July 29, 2022
When we went into lockdown in March 2020, jazz vocalist Antoinette Montague was already streaming jazz and blues to people sitting at home. As she explains, “I was one of the first jazz educators to use Zoom back in January 2020 with my Marymount College students. And because of that, it was easy for me to be one of the first to bring jazz and blues to listeners via Zoom.”
As a result, the singer, who has shared the stage with jazz artists such as Benny Powell, Wycliffe Gordon, Christopher McBride, Bernard Purdie, Mulgrew Miller, Winard Harper, John Di Martino, Wynton Marsalis, and Frank Wess, stayed extremely busy during the pandemic: teaching, mentoring and performing.
“I recognized that, as jazz educators and performers, we needed to use this great music as a way of helping people heal. We were playing jazz and blues as a means of service, not for self-service,” she continues.
That is why she is so highly regarded as a vocalist, an educator and a mentor.

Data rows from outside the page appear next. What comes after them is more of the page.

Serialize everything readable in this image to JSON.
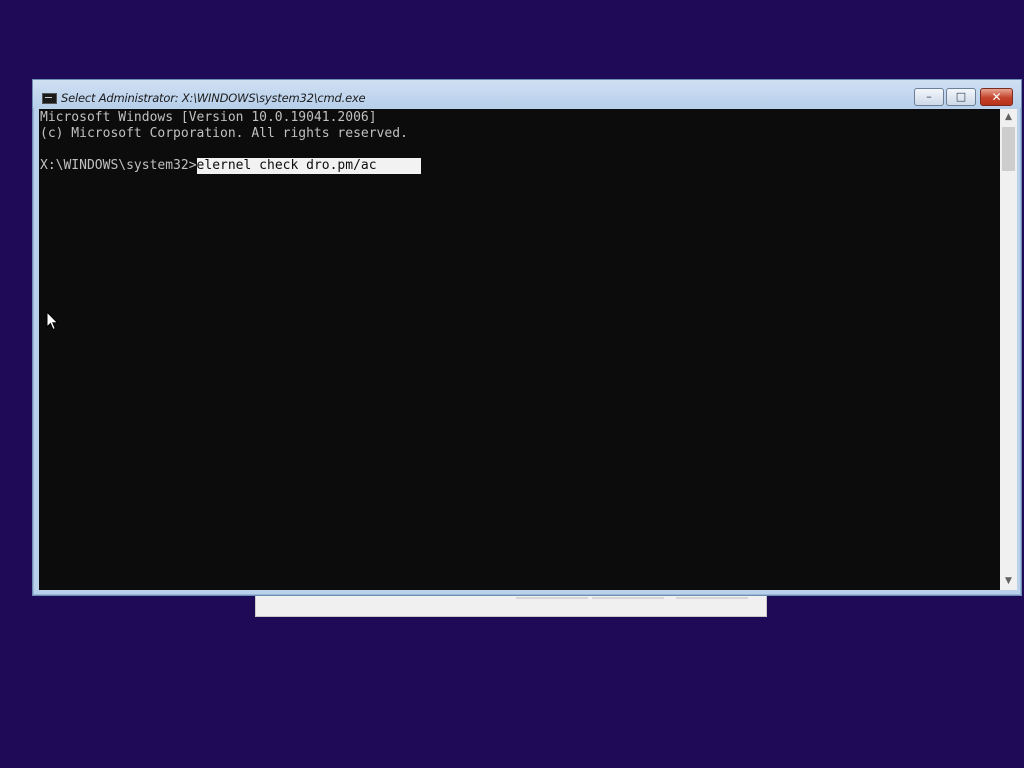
{
  "window": {
    "title": "Select Administrator: X:\\WINDOWS\\system32\\cmd.exe",
    "minimize_glyph": "–",
    "maximize_glyph": "□",
    "close_glyph": "✕"
  },
  "console": {
    "lines": [
      "Microsoft Windows [Version 10.0.19041.2006]",
      "(c) Microsoft Corporation. All rights reserved."
    ],
    "prompt": "X:\\WINDOWS\\system32>",
    "command": "elernel check dro.pm/ac",
    "text_color": "#c0c0c0",
    "background_color": "#0c0c0c"
  },
  "scrollbar": {
    "up_glyph": "▲",
    "down_glyph": "▼"
  },
  "colors": {
    "desktop_background": "#1e0a57",
    "title_bar": "#b9d1ea",
    "close_button": "#c4432a"
  },
  "icons": {
    "title_icon": "cmd-icon",
    "pointer": "mouse-pointer-icon"
  }
}
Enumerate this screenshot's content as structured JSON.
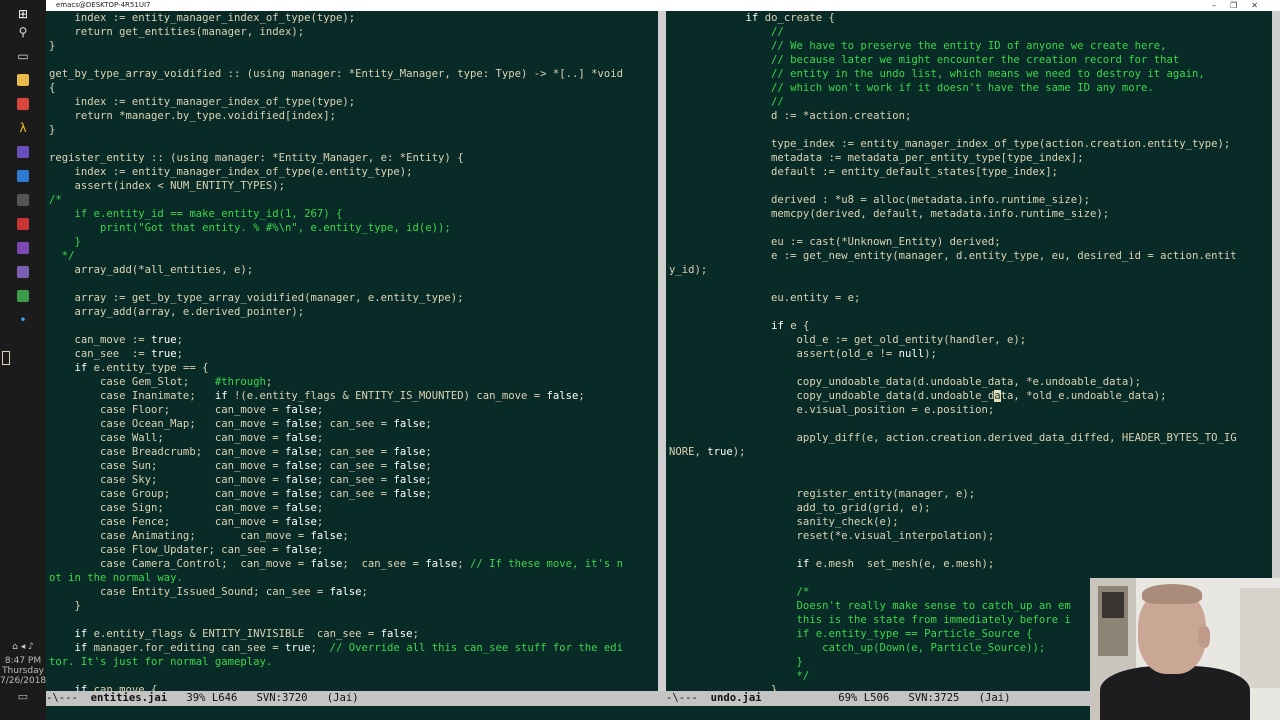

She is Senior Vocal Instructor for Jazz Power Initiative; an adjunct at Marymount College and the New School; a teacher at the Newark School of the Arts; and singing instructor for Jazzmobile at the Celia Cruz Bronx High School of Music.
About her role as an educator, she says, “There are many skills that these young people learn that are applicable to life. I hope that I’m preparing my students for their futures because most of them will pursue a career other than music.”
Even more, she is very active in community affairs, serving on the Duke Ellington Center for the Arts, Advisory Board Chair for International Women in Jazz, and on the Community Advisory Board of WBGO.
As if that doesn’t keep her busy enough, Antoinette is also the CEO of Jazz Woman to the Rescue, a nonprofit foundation which encourages the donation of musical instruments for young people. She has been recognized for her activism with many accolades and awards, including most recently “Jazz Women of Courage.”
Antoinette is best known as a dynamic vocalist whose high energy and range of song choice keeps audiences totally engaged. “I think my music is, as Duke Ellington said, beyond category because I draw on the different forms that influenced me growing up and I interpret them as a jazz and blues singer.”
Antoinette explains, “My mother loved Ella Fitzgerald, but I also loved Louis Armstrong, Aretha Franklin, the Clara Ward Singers, and Nat King Cole. Later I was mentored by Carrie Smith and Etta Jones.”
New York and New Jersey audiences will have four opportunities to hear Antoinette’s interpretations of many great songs including “I Love You, Porgy,” “Natural Woman,” “Who Taught You That,” and “Up Jumped Spring,” beginning on Saturday, July 9, when Jazzmobile presents Summerfest at MacDonough Street in Brooklyn, then with Jazzmobile at Grants Tomb on July 13.
Later in the month, Antoinette performs music from the Great American Songbook in A Night of Jazz and Soul with Antoinette Montague at the Newark Museum on July 29. The next night, she heads to Morristown and the Morris Museum’s Back Deck. As the Morris Museum touts “Antoinette Montague doesn’t give concerts, she gives an experience. And there is no better place to experience her jazz phenomenon.”
That’s why she calls her group The Antoinette Montague Experience. “People come to see us not only for great jazz and blues,” she adds, “but also for the total joy of the show.”
And joyful says it all. Not only is Antoinette a powerful vocalist, she is an exuberant stage presence whose happiness is infectious. Her group, usually consisting of pianist Danny Mixon, bassist Melissa Slocum, saxophonist Peter Valero, tap dancer AC Lincoln and a drummer, also shares that joy. Everyone is having a wonderful time as musicians and as human beings and audiences are drawn in immediately.
Hearkening back to a New Orleans-style musical celebration, Antoinette will often begin and end a concert with her band marching through the audience. This tradition certainly lets everyone know that they are in for good time and it is obvious from the smiles which are everywhere. She sums it up, saying, “One of the rewarding aspects of performing is to have people return again and again because they enjoyed the show.”
This summer is the time to hear her sing and enjoy her show. Antoinette Montague is busier than ever and she likes it that way.
Antoinette Montague appears with the Newark Museum on July 29, and the Bickford Theatre on July 30 with pianist Danny Mixon, bassist Melissa Slocum, saxophonist Peter Valero, tap dancer AC Lincoln and a drummer.
Advertising / 廣告 / 广告 / Publicidad / Pubblicità: email@example.com.